▼

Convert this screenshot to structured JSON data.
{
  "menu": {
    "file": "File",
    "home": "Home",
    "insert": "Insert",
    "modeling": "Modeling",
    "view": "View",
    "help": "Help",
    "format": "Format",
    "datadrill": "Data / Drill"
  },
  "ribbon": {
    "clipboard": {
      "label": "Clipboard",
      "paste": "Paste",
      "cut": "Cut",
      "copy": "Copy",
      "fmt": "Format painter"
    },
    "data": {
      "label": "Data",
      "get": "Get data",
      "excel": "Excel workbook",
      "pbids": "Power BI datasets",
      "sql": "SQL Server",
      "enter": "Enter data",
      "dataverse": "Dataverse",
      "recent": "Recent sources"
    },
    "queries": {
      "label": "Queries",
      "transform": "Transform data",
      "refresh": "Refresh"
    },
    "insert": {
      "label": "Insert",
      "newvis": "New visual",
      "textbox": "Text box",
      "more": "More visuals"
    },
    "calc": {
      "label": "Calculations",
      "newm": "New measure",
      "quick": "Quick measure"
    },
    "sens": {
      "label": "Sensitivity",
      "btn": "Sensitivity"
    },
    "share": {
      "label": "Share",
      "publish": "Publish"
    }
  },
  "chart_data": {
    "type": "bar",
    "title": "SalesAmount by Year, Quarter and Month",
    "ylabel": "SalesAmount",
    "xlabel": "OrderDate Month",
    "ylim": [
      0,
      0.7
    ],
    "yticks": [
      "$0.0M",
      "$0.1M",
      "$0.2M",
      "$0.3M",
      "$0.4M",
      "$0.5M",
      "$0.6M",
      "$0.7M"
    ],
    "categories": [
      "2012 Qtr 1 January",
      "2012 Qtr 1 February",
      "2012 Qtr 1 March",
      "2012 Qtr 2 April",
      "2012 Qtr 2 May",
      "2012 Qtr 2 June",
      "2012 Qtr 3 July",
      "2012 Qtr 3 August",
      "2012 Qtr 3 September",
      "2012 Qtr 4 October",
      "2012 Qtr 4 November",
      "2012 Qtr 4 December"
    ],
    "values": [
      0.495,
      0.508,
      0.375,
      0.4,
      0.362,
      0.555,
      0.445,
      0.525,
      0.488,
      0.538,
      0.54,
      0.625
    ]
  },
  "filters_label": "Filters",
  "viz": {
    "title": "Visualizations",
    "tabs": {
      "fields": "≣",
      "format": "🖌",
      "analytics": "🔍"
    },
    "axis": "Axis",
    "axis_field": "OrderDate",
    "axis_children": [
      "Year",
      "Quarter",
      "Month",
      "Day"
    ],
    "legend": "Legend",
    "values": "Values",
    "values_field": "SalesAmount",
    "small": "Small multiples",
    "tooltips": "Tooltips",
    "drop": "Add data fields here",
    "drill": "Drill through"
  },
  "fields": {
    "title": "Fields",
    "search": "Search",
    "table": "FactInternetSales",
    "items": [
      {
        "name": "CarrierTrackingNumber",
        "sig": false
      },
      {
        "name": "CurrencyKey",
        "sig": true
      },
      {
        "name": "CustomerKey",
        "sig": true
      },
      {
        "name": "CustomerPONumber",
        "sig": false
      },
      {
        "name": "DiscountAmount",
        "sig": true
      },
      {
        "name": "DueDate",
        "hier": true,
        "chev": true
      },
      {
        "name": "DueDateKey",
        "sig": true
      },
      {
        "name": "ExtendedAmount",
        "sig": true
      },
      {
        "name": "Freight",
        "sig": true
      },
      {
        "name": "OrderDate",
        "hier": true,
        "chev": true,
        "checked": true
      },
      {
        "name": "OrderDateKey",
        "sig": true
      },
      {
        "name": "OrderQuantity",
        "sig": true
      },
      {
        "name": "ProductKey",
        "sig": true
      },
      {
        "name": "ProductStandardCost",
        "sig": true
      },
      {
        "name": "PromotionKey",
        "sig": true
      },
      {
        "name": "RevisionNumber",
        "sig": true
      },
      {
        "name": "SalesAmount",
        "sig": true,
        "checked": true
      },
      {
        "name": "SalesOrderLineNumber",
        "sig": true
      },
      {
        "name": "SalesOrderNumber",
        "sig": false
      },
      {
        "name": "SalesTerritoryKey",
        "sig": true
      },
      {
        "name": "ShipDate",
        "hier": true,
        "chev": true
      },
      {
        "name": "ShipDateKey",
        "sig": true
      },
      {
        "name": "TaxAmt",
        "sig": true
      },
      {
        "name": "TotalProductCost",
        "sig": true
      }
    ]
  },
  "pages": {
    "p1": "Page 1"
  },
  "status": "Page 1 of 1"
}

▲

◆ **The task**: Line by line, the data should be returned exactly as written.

◆ **Task solution**:
Convert this screenshot to structured JSON data.
{
  "menu": {
    "file": "File",
    "home": "Home",
    "insert": "Insert",
    "modeling": "Modeling",
    "view": "View",
    "help": "Help",
    "format": "Format",
    "datadrill": "Data / Drill"
  },
  "ribbon": {
    "clipboard": {
      "label": "Clipboard",
      "paste": "Paste",
      "cut": "Cut",
      "copy": "Copy",
      "fmt": "Format painter"
    },
    "data": {
      "label": "Data",
      "get": "Get data",
      "excel": "Excel workbook",
      "pbids": "Power BI datasets",
      "sql": "SQL Server",
      "enter": "Enter data",
      "dataverse": "Dataverse",
      "recent": "Recent sources"
    },
    "queries": {
      "label": "Queries",
      "transform": "Transform data",
      "refresh": "Refresh"
    },
    "insert": {
      "label": "Insert",
      "newvis": "New visual",
      "textbox": "Text box",
      "more": "More visuals"
    },
    "calc": {
      "label": "Calculations",
      "newm": "New measure",
      "quick": "Quick measure"
    },
    "sens": {
      "label": "Sensitivity",
      "btn": "Sensitivity"
    },
    "share": {
      "label": "Share",
      "publish": "Publish"
    }
  },
  "chart_data": {
    "type": "bar",
    "title": "SalesAmount by Year, Quarter and Month",
    "ylabel": "SalesAmount",
    "xlabel": "OrderDate Month",
    "ylim": [
      0,
      0.7
    ],
    "yticks": [
      "$0.0M",
      "$0.1M",
      "$0.2M",
      "$0.3M",
      "$0.4M",
      "$0.5M",
      "$0.6M",
      "$0.7M"
    ],
    "categories": [
      "2012 Qtr 1 January",
      "2012 Qtr 1 February",
      "2012 Qtr 1 March",
      "2012 Qtr 2 April",
      "2012 Qtr 2 May",
      "2012 Qtr 2 June",
      "2012 Qtr 3 July",
      "2012 Qtr 3 August",
      "2012 Qtr 3 September",
      "2012 Qtr 4 October",
      "2012 Qtr 4 November",
      "2012 Qtr 4 December"
    ],
    "values": [
      0.495,
      0.508,
      0.375,
      0.4,
      0.362,
      0.555,
      0.445,
      0.525,
      0.488,
      0.538,
      0.54,
      0.625
    ]
  },
  "filters_label": "Filters",
  "viz": {
    "title": "Visualizations",
    "tabs": {
      "fields": "≣",
      "format": "🖌",
      "analytics": "🔍"
    },
    "axis": "Axis",
    "axis_field": "OrderDate",
    "axis_children": [
      "Year",
      "Quarter",
      "Month",
      "Day"
    ],
    "legend": "Legend",
    "values": "Values",
    "values_field": "SalesAmount",
    "small": "Small multiples",
    "tooltips": "Tooltips",
    "drop": "Add data fields here",
    "drill": "Drill through"
  },
  "fields": {
    "title": "Fields",
    "search": "Search",
    "table": "FactInternetSales",
    "items": [
      {
        "name": "CarrierTrackingNumber",
        "sig": false
      },
      {
        "name": "CurrencyKey",
        "sig": true
      },
      {
        "name": "CustomerKey",
        "sig": true
      },
      {
        "name": "CustomerPONumber",
        "sig": false
      },
      {
        "name": "DiscountAmount",
        "sig": true
      },
      {
        "name": "DueDate",
        "hier": true,
        "chev": true
      },
      {
        "name": "DueDateKey",
        "sig": true
      },
      {
        "name": "ExtendedAmount",
        "sig": true
      },
      {
        "name": "Freight",
        "sig": true
      },
      {
        "name": "OrderDate",
        "hier": true,
        "chev": true,
        "checked": true
      },
      {
        "name": "OrderDateKey",
        "sig": true
      },
      {
        "name": "OrderQuantity",
        "sig": true
      },
      {
        "name": "ProductKey",
        "sig": true
      },
      {
        "name": "ProductStandardCost",
        "sig": true
      },
      {
        "name": "PromotionKey",
        "sig": true
      },
      {
        "name": "RevisionNumber",
        "sig": true
      },
      {
        "name": "SalesAmount",
        "sig": true,
        "checked": true
      },
      {
        "name": "SalesOrderLineNumber",
        "sig": true
      },
      {
        "name": "SalesOrderNumber",
        "sig": false
      },
      {
        "name": "SalesTerritoryKey",
        "sig": true
      },
      {
        "name": "ShipDate",
        "hier": true,
        "chev": true
      },
      {
        "name": "ShipDateKey",
        "sig": true
      },
      {
        "name": "TaxAmt",
        "sig": true
      },
      {
        "name": "TotalProductCost",
        "sig": true
      }
    ]
  },
  "pages": {
    "p1": "Page 1"
  },
  "status": "Page 1 of 1"
}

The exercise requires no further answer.